RAYMOND – Emergency repair work on Road 800 north of Raymond has been halted by the latest series of storms battering the area, creating increasing problems for both anxious area residents and county officials.
Work crews had to be pulled from the reconstruction sites yesterday because of the ongoing heavy rains in the area.
“We’ll get the work going back up there just as soon as the rain stops,” Madera County Public Works Director Ahmad Alkhayyat said Tuesday. “We don’t want to rush crews back in while it’s still raining and then end up having to pay for this work twice.”
Alkhayyat said the cost to repair the narrow, lightly traveled roadway could total at least $360,000.
The weather-related road damage has essentially stranded many area residents, who are now unable to travel directly to Madera or Fresno without taking multi-hour detours.
“It’s a major headache but we’re dealing with it,” said 75-year-old Raymond resident Dennis George.
George and his wife Dotty are one of nearly a dozen local families most impacted by the damage to Road 800. Right now, the George’s only access to the Raymond General Store, which is six and a half miles from their home, requires navigating — via four-wheel-drive — a rugged dirt road and then crossing a rushing creek that George said is “at least a foot-and-a-half deep right now.”
“We’re certainly not enjoying this but at least for now, we’re getting by,” he said. “Every two weeks, we make the long trip into Oakhurst to buy our essentials.”
Speaking from his home this morning, George said he remains in “pretty close” touch with county officials.
“I’m a heart patient,” he said. “People at the county told me that in a worst-case scenario, they are prepared to use a helicopter to get me to the hospital.”
At their March 5 meeting, the Madera County Board of Supervisors OK’d an emergency request to use American Paving to repair the damaged roadway. The job will include rebuilding one 20-foot-wide by 15-foot-deep chasm created when a torrent of rain and snow runoff rushed down the mountainside and ripped several large culverts out of the ground.
With the local emergency now in its second month, county officials are becoming increasingly worried about area residents. Alkhayyat said the situation in Raymond is “causing a concern for immediate life safety and emergency services.”
He estimated this week that repair work could still take as long as another month to complete.
Fresno-based American Paving started rebuilding Road 800 on Monday but had to halt work Tuesday when the latest wave of storms descended on the area. If the recent “atmospheric river” weather pattern — also known as the “Pineapple Express” — continues to drench central California, rebuilding efforts could be further slowed.
“We’ll get the [work] crews back in there just as soon as the weather cooperates,” Alkhayyat said. “We know we need to get it done as soon as possible.”
Only “about 25 or 30” cars use this narrow stretch of Road 800 every day, according to the public works director.
Alkhayyat said the emergency repair work will be paid with Local Road Funds, causing no impact on the county’s General Fund.

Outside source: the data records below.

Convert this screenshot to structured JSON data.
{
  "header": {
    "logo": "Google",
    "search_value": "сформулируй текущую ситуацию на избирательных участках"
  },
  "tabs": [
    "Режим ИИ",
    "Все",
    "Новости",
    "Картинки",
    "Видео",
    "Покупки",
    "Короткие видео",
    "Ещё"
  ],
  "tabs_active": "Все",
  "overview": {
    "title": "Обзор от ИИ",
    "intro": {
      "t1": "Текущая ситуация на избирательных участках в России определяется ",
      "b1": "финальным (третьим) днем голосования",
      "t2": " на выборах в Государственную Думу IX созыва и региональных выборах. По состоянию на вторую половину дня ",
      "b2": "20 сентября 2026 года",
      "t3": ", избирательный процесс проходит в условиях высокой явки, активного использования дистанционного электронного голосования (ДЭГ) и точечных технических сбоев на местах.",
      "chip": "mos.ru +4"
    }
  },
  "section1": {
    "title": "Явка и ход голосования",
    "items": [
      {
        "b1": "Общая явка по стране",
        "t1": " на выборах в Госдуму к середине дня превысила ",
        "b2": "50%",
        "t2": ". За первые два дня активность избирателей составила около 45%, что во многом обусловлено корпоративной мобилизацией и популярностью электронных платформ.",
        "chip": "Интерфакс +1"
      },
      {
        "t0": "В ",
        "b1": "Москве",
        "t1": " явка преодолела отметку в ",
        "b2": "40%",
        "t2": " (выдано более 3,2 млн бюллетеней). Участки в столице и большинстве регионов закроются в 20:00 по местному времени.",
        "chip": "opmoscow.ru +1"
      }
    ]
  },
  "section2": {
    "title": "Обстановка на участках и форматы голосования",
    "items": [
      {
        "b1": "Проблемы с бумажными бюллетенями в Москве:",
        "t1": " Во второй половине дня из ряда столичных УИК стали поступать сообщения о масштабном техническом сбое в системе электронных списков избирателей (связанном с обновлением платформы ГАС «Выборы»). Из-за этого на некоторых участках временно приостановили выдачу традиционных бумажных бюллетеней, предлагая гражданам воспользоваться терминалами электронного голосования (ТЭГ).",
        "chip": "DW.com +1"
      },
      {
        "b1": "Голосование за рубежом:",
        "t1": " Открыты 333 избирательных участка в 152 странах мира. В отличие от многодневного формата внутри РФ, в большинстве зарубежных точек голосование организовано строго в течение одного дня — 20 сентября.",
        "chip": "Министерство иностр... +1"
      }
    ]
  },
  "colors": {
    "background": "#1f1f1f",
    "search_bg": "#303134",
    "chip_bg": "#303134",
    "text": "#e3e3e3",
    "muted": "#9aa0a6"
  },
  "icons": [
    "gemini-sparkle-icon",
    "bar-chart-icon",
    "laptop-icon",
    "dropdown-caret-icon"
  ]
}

“We went with American Paving because they are a dependable contractor and when we got out the phone book, they were the first company we called that could get started on the work immediately,” Alkhayyat said.
This area of Raymond is a small, tightly-knit ranching community of mostly elderly residents. George said neighbors are “staying in close contact” and helping each other get by.
“Right now, we’re just sitting here biding our time, hoping things will get done,” he said. “I’m glad young people don’t live up here because they would go bananas right now.”
(Photos courtesy of Dennis George)
Approximate location of Road 800 washout: